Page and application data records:
_ _ _ _ _
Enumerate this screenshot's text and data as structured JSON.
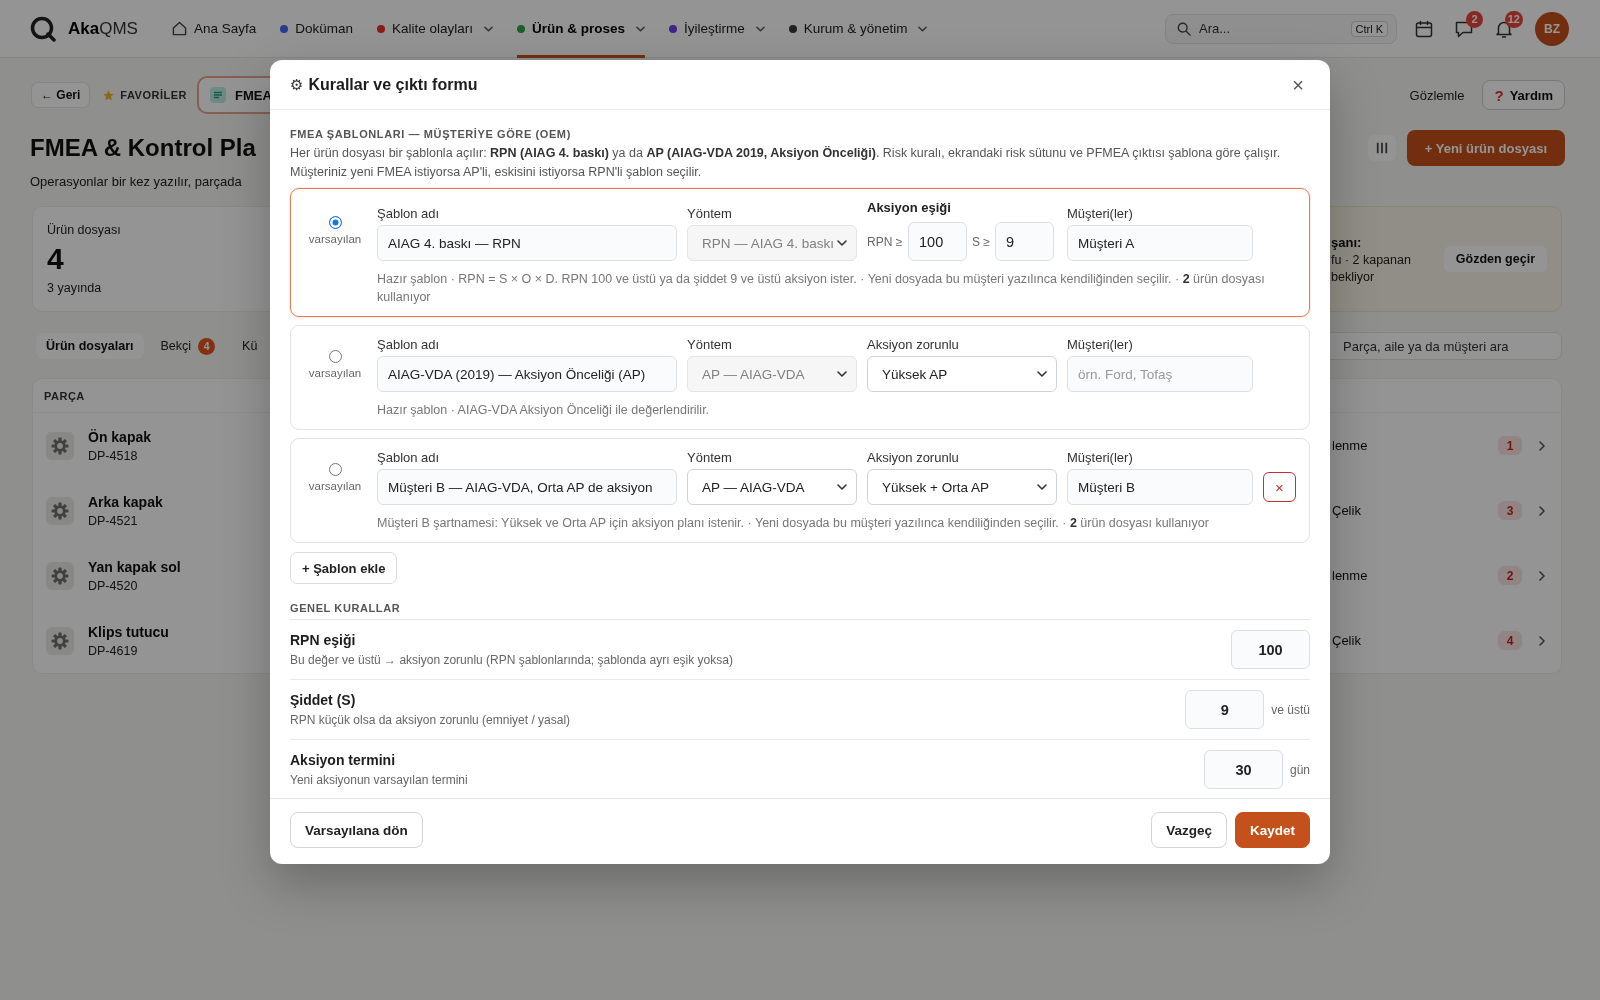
{
  "app": {
    "topbar": {
      "logo": "**Aka**QMS",
      "nav": [
        {
          "kind": "home",
          "label": "Ana Sayfa",
          "dropdown": false,
          "selected": false
        },
        {
          "kind": "section",
          "label": "Doküman",
          "color": "#283b8d",
          "dropdown": false,
          "selected": false
        },
        {
          "kind": "section",
          "label": "Kalite olayları",
          "color": "#861d1d",
          "dropdown": true,
          "selected": false
        },
        {
          "kind": "section",
          "label": "Ürün & proses",
          "color": "#1c5f29",
          "dropdown": true,
          "selected": true
        },
        {
          "kind": "section",
          "label": "İyileştirme",
          "color": "#3e2782",
          "dropdown": true,
          "selected": false
        },
        {
          "kind": "section",
          "label": "Kurum & yönetim",
          "color": "#1f2326",
          "dropdown": true,
          "selected": false
        }
      ],
      "search": {
        "placeholder": "Ara...",
        "shortcut": "Ctrl K"
      },
      "tools": [
        {
          "kind": "calendar"
        },
        {
          "kind": "chat",
          "badge": "2"
        },
        {
          "kind": "bell",
          "badge": "12"
        }
      ],
      "avatar": "BZ"
    },
    "toolbar": {
      "back": "← Geri",
      "favorites": "FAVORİLER",
      "open_tab": "FMEA",
      "watch": "Gözlemle",
      "help": {
        "icon": "?",
        "label": "Yardım"
      }
    },
    "header": {
      "title": "FMEA & Kontrol Pla",
      "subtitle": "Operasyonlar bir kez yazılır, parçada",
      "new_button": "+ Yeni ürün dosyası"
    },
    "stat": {
      "label": "Ürün dosyası",
      "value": "4",
      "note": "3 yayında"
    },
    "notice": {
      "title": "şanı:",
      "lines": [
        "fu · 2 kapanan",
        "bekliyor"
      ],
      "button": "Gözden geçir"
    },
    "tabs": [
      {
        "label": "Ürün dosyaları",
        "selected": true
      },
      {
        "label": "Bekçi",
        "badge": "4",
        "selected": false
      },
      {
        "label": "Kü",
        "selected": false
      }
    ],
    "search": {
      "placeholder": "Parça, aile ya da müşteri ara"
    },
    "table": {
      "columns": [
        "PARÇA"
      ],
      "rows": [
        {
          "part": "Ön kapak",
          "code": "DP-4518",
          "column_2": "lenme",
          "count": "1"
        },
        {
          "part": "Arka kapak",
          "code": "DP-4521",
          "column_2": "Çelik",
          "count": "3"
        },
        {
          "part": "Yan kapak sol",
          "code": "DP-4520",
          "column_2": "lenme",
          "count": "2"
        },
        {
          "part": "Klips tutucu",
          "code": "DP-4619",
          "column_2": "Çelik",
          "count": "4"
        }
      ]
    }
  },
  "dialog": {
    "icon": "⚙",
    "title": "Kurallar ve çıktı formu",
    "close": "×",
    "templates_section": {
      "heading": "FMEA ŞABLONLARI — MÜŞTERİYE GÖRE (OEM)",
      "description": "Her ürün dosyası bir şablonla açılır: **RPN (AIAG 4. baskı)** ya da **AP (AIAG-VDA 2019, Aksiyon Önceliği)**. Risk kuralı, ekrandaki risk sütunu ve PFMEA çıktısı şablona göre çalışır. Müşteriniz yeni FMEA istiyorsa AP'li, eskisini istiyorsa RPN'li şablon seçilir.",
      "templates": [
        {
          "kind": "rpn",
          "selected": true,
          "radio_label": "varsayılan",
          "name_label": "Şablon adı",
          "name": "AIAG 4. baskı — RPN",
          "method_label": "Yöntem",
          "method": {
            "value": "RPN — AIAG 4. baskı",
            "disabled": true
          },
          "threshold": {
            "label": "Aksiyon eşiği",
            "rpn_prefix": "RPN ≥",
            "rpn": "100",
            "severity_prefix": "S ≥",
            "severity": "9"
          },
          "customer_label": "Müşteri(ler)",
          "customer": {
            "value": "Müşteri A"
          },
          "note": "Hazır şablon · RPN = S × O × D. RPN 100 ve üstü ya da şiddet 9 ve üstü aksiyon ister. · Yeni dosyada bu müşteri yazılınca kendiliğinden seçilir. · **2** ürün dosyası kullanıyor"
        },
        {
          "kind": "ap",
          "selected": false,
          "radio_label": "varsayılan",
          "name_label": "Şablon adı",
          "name": "AIAG-VDA (2019) — Aksiyon Önceliği (AP)",
          "method_label": "Yöntem",
          "method": {
            "value": "AP — AIAG-VDA",
            "disabled": true
          },
          "action": {
            "label": "Aksiyon zorunlu",
            "value": "Yüksek AP"
          },
          "customer_label": "Müşteri(ler)",
          "customer": {
            "placeholder": "örn. Ford, Tofaş"
          },
          "note": "Hazır şablon · AIAG-VDA Aksiyon Önceliği ile değerlendirilir."
        },
        {
          "kind": "ap",
          "selected": false,
          "radio_label": "varsayılan",
          "name_label": "Şablon adı",
          "name": "Müşteri B — AIAG-VDA, Orta AP de aksiyon",
          "method_label": "Yöntem",
          "method": {
            "value": "AP — AIAG-VDA",
            "disabled": false
          },
          "action": {
            "label": "Aksiyon zorunlu",
            "value": "Yüksek + Orta AP"
          },
          "customer_label": "Müşteri(ler)",
          "customer": {
            "value": "Müşteri B"
          },
          "delete": "×",
          "note": "Müşteri B şartnamesi: Yüksek ve Orta AP için aksiyon planı istenir. · Yeni dosyada bu müşteri yazılınca kendiliğinden seçilir. · **2** ürün dosyası kullanıyor"
        }
      ],
      "add_button": "+ Şablon ekle"
    },
    "general_rules": {
      "heading": "GENEL KURALLAR",
      "rules": [
        {
          "title": "RPN eşiği",
          "description": "Bu değer ve üstü → aksiyon zorunlu (RPN şablonlarında; şablonda ayrı eşik yoksa)",
          "value": "100"
        },
        {
          "title": "Şiddet (S)",
          "description": "RPN küçük olsa da aksiyon zorunlu (emniyet / yasal)",
          "value": "9",
          "unit": "ve üstü"
        },
        {
          "title": "Aksiyon termini",
          "description": "Yeni aksiyonun varsayılan termini",
          "value": "30",
          "unit": "gün"
        }
      ]
    },
    "footer": {
      "reset": "Varsayılana dön",
      "cancel": "Vazgeç",
      "save": "Kaydet"
    }
  }
}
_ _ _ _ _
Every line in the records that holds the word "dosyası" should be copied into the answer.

      "new_button": "+ Yeni ürün dosyası"
      "label": "Ürün dosyası",
      "description": "Her ürün dosyası bir şablonla açılır: **RPN (AIAG 4. baskı)** ya da **AP (AIAG-VDA 2019, Aksiyon Önceliği)**. Risk kuralı, ekrandaki risk sütunu ve PFMEA çıktısı şablona göre çalışır. Müşteriniz yeni FMEA istiyorsa AP'li, eskisini istiyorsa RPN'li şablon seçilir.",
          "note": "Hazır şablon · RPN = S × O × D. RPN 100 ve üstü ya da şiddet 9 ve üstü aksiyon ister. · Yeni dosyada bu müşteri yazılınca kendiliğinden seçilir. · **2** ürün dosyası kullanıyor"
          "note": "Müşteri B şartnamesi: Yüksek ve Orta AP için aksiyon planı istenir. · Yeni dosyada bu müşteri yazılınca kendiliğinden seçilir. · **2** ürün dosyası kullanıyor"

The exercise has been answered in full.